The larger the exponent of n, the less practical the method becomes for long sequences. With biological sequences and standard computers, O(n 2 ) algorithms are feasible but a little slow, while O(n 3 ) algorithms are only feasible for very short sequences. 5. 9 Calculate the dynamic programming matrix and an optimal alignment for the DNA sequences GAATTC and GATTA, scoring +2 for a match, −1 for a mismatch, and with a linear gap penalty of d = 2. Local alignment: Smith–Waterman algorithm So far we have assumed that we know which sequences we want to align, and that we are looking for the best match between them from one end to the other.
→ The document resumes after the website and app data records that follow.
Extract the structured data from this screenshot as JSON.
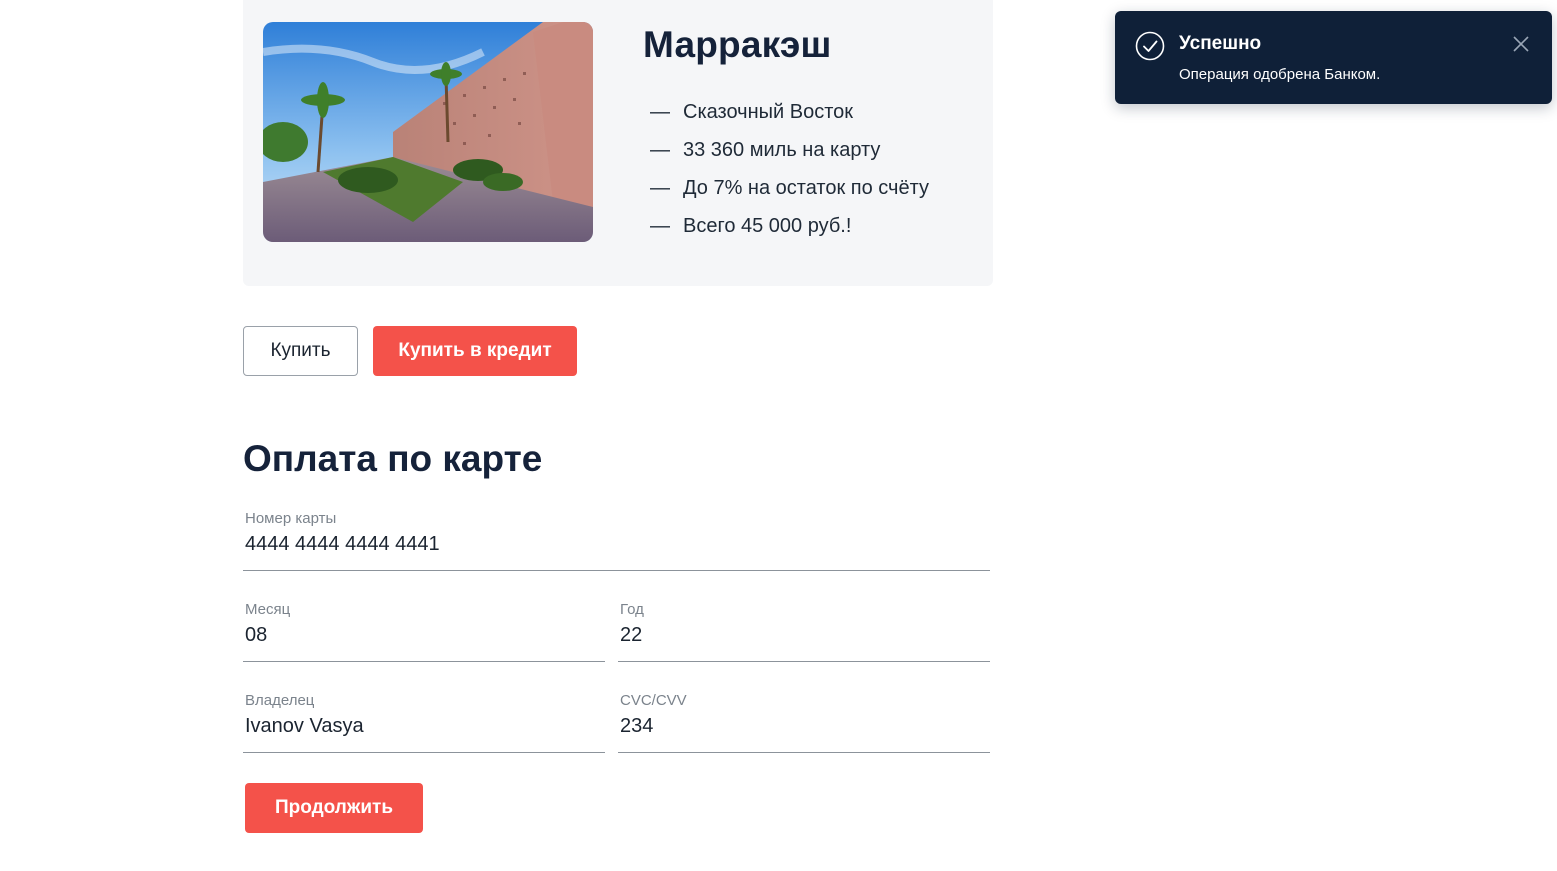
{
  "tour": {
    "title": "Марракэш",
    "image_alt": "Стены Марракэша с пальмами",
    "features": [
      {
        "dash": "—",
        "text": "Сказочный Восток"
      },
      {
        "dash": "—",
        "text": "33 360 миль на карту"
      },
      {
        "dash": "—",
        "text": "До 7% на остаток по счёту"
      },
      {
        "dash": "—",
        "text": "Всего 45 000 руб.!"
      }
    ]
  },
  "actions": {
    "buy_label": "Купить",
    "buy_credit_label": "Купить в кредит"
  },
  "payment": {
    "title": "Оплата по карте",
    "card_number": {
      "label": "Номер карты",
      "value": "4444 4444 4444 4441"
    },
    "month": {
      "label": "Месяц",
      "value": "08"
    },
    "year": {
      "label": "Год",
      "value": "22"
    },
    "owner": {
      "label": "Владелец",
      "value": "Ivanov Vasya"
    },
    "cvc": {
      "label": "CVC/CVV",
      "value": "234"
    },
    "continue_label": "Продолжить"
  },
  "notification": {
    "status": "success",
    "icon": "check-circle-icon",
    "title": "Успешно",
    "message": "Операция одобрена Банком."
  },
  "colors": {
    "accent": "#f4524a",
    "toast_background": "#0f2038",
    "card_background": "#f5f6f8",
    "heading": "#15223a"
  }
}
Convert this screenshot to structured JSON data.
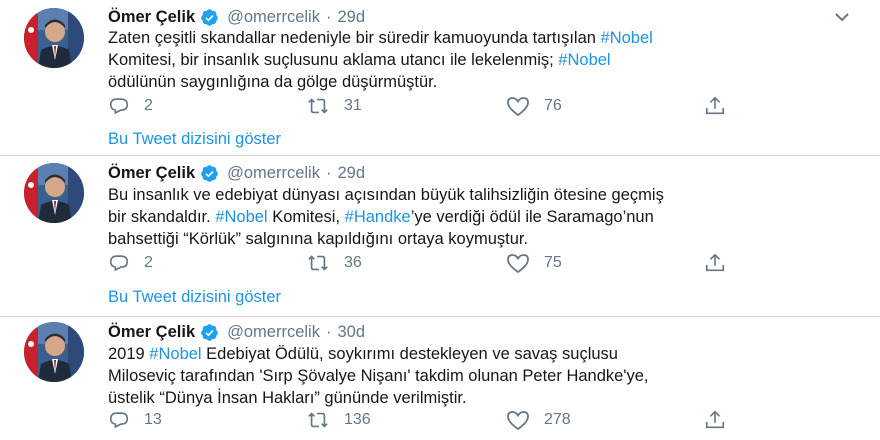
{
  "colors": {
    "link": "#1b95e0",
    "muted": "#657786",
    "text": "#14171a",
    "verified": "#1da1f2"
  },
  "tweets": [
    {
      "author": "Ömer Çelik",
      "handle": "@omerrcelik",
      "separator": "·",
      "time": "29d",
      "lines": [
        [
          "Zaten çeşitli skandallar nedeniyle bir süredir kamuoyunda tartışılan ",
          "#Nobel"
        ],
        [
          " Komitesi, bir insanlık suçlusunu aklama utancı ile lekelenmiş; ",
          "#Nobel"
        ],
        [
          " ödülünün saygınlığına da gölge düşürmüştür."
        ]
      ],
      "replies": "2",
      "retweets": "31",
      "likes": "76",
      "thread_link": "Bu Tweet dizisini göster"
    },
    {
      "author": "Ömer Çelik",
      "handle": "@omerrcelik",
      "separator": "·",
      "time": "29d",
      "lines": [
        [
          "Bu insanlık ve edebiyat dünyası açısından büyük talihsizliğin ötesine geçmiş"
        ],
        [
          "bir skandaldır. ",
          "#Nobel",
          " Komitesi, ",
          "#Handke",
          "’ye verdiği ödül ile Saramago’nun"
        ],
        [
          "bahsettiği “Körlük” salgınına kapıldığını ortaya koymuştur."
        ]
      ],
      "replies": "2",
      "retweets": "36",
      "likes": "75",
      "thread_link": "Bu Tweet dizisini göster"
    },
    {
      "author": "Ömer Çelik",
      "handle": "@omerrcelik",
      "separator": "·",
      "time": "30d",
      "lines": [
        [
          "2019 ",
          "#Nobel",
          " Edebiyat Ödülü, soykırımı destekleyen ve savaş suçlusu"
        ],
        [
          "Miloseviç tarafından 'Sırp Şövalye Nişanı' takdim olunan Peter Handke'ye,"
        ],
        [
          "üstelik “Dünya İnsan Hakları” gününde verilmiştir."
        ]
      ],
      "replies": "13",
      "retweets": "136",
      "likes": "278"
    }
  ],
  "icons": {
    "avatar": "avatar-portrait",
    "verified": "verified-badge-icon",
    "menu": "chevron-down-icon",
    "reply": "reply-icon",
    "retweet": "retweet-icon",
    "like": "heart-icon",
    "share": "share-icon"
  }
}
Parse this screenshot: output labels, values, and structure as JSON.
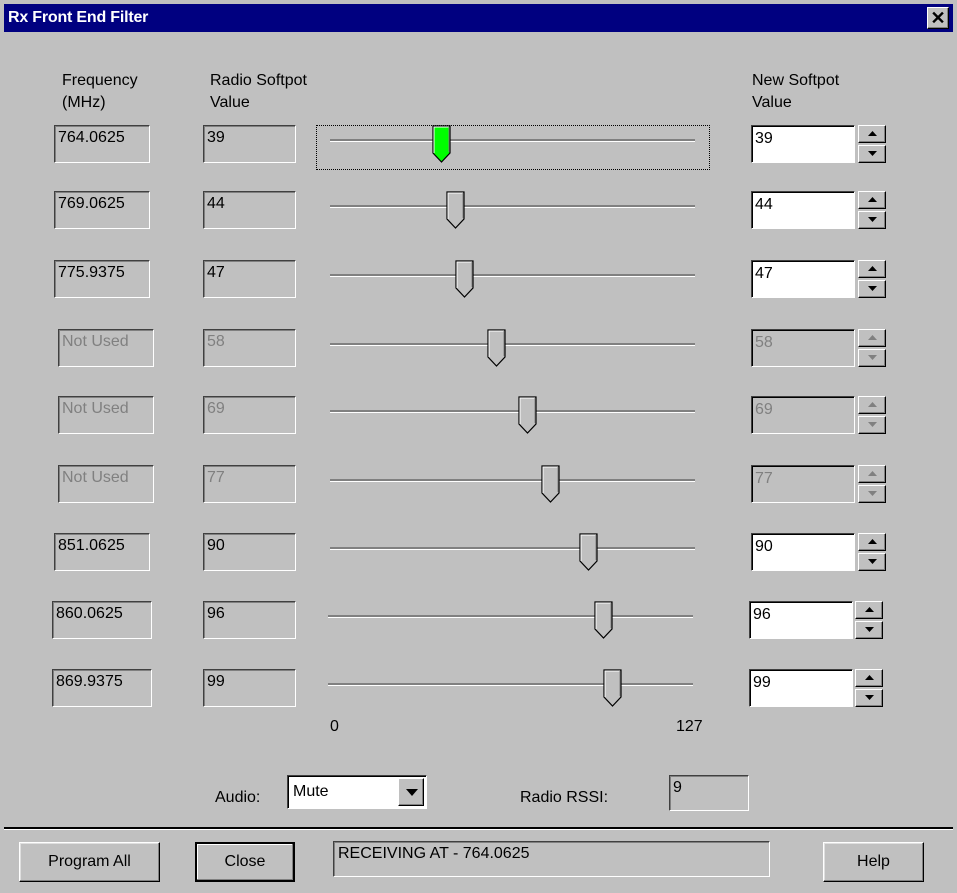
{
  "window": {
    "title": "Rx Front End Filter",
    "close_glyph": "✕"
  },
  "headers": {
    "frequency": [
      "Frequency",
      "(MHz)"
    ],
    "radio_softpot": [
      "Radio Softpot",
      "Value"
    ],
    "new_softpot": [
      "New Softpot",
      "Value"
    ]
  },
  "rows": [
    {
      "frequency": "764.0625",
      "radio_value": "39",
      "slider_value": 39,
      "new_value": "39",
      "enabled": true,
      "focused": true
    },
    {
      "frequency": "769.0625",
      "radio_value": "44",
      "slider_value": 44,
      "new_value": "44",
      "enabled": true,
      "focused": false
    },
    {
      "frequency": "775.9375",
      "radio_value": "47",
      "slider_value": 47,
      "new_value": "47",
      "enabled": true,
      "focused": false
    },
    {
      "frequency": "Not Used",
      "radio_value": "58",
      "slider_value": 58,
      "new_value": "58",
      "enabled": false,
      "focused": false
    },
    {
      "frequency": "Not Used",
      "radio_value": "69",
      "slider_value": 69,
      "new_value": "69",
      "enabled": false,
      "focused": false
    },
    {
      "frequency": "Not Used",
      "radio_value": "77",
      "slider_value": 77,
      "new_value": "77",
      "enabled": false,
      "focused": false
    },
    {
      "frequency": "851.0625",
      "radio_value": "90",
      "slider_value": 90,
      "new_value": "90",
      "enabled": true,
      "focused": false
    },
    {
      "frequency": "860.0625",
      "radio_value": "96",
      "slider_value": 96,
      "new_value": "96",
      "enabled": true,
      "focused": false
    },
    {
      "frequency": "869.9375",
      "radio_value": "99",
      "slider_value": 99,
      "new_value": "99",
      "enabled": true,
      "focused": false
    }
  ],
  "scale": {
    "min_label": "0",
    "max_label": "127",
    "min": 0,
    "max": 127
  },
  "audio": {
    "label": "Audio:",
    "value": "Mute"
  },
  "rssi": {
    "label": "Radio RSSI:",
    "value": "9"
  },
  "buttons": {
    "program_all": "Program All",
    "close": "Close",
    "help": "Help"
  },
  "status": {
    "text": "RECEIVING AT - 764.0625"
  },
  "colors": {
    "titlebar": "#000080",
    "face": "#c0c0c0",
    "thumb_active": "#00ff00",
    "disabled_text": "#808080"
  }
}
AW-HE. 7 Above, the repeat dynamic programming matrix for the example sequences, for T = 20 . Below, the optimal alignment, with total score 9 = 29 − 20. There are two separate match regions, with scores 1 and 8. Dots are used to indicate unmatched regions of x. affine gap cost version that is normally used (affine gap alignment algorithms are discussed on page 30). Repeated matches The procedure in the previous section gave the best single local match between two sequences. If one or both of the sequences are long, it is quite possible that there are many different local alignments with a significant score, and in most cases we would be interested in all of these.
A consequence of using the test statistic for searching is that the best match in unrelated sequences will tend to look qualitatively like a real match. e. exactly the frequency pab with which we expect to observe a being aligned to b in our true, evolutionarily matched model. The only property we can use to 42 2 Pairwise alignment discriminate true from false matches is the magnitude of the score, the expectation of which is proportional to the length of the match. Of course, it may be that there are complex calculations involved in the most sensitive scoring scheme, which could not practically be implemented during the search stage.
Biological sequence analysis by Richard Durbin, Sean R. Eddy, Anders Krogh, Graeme Mitchison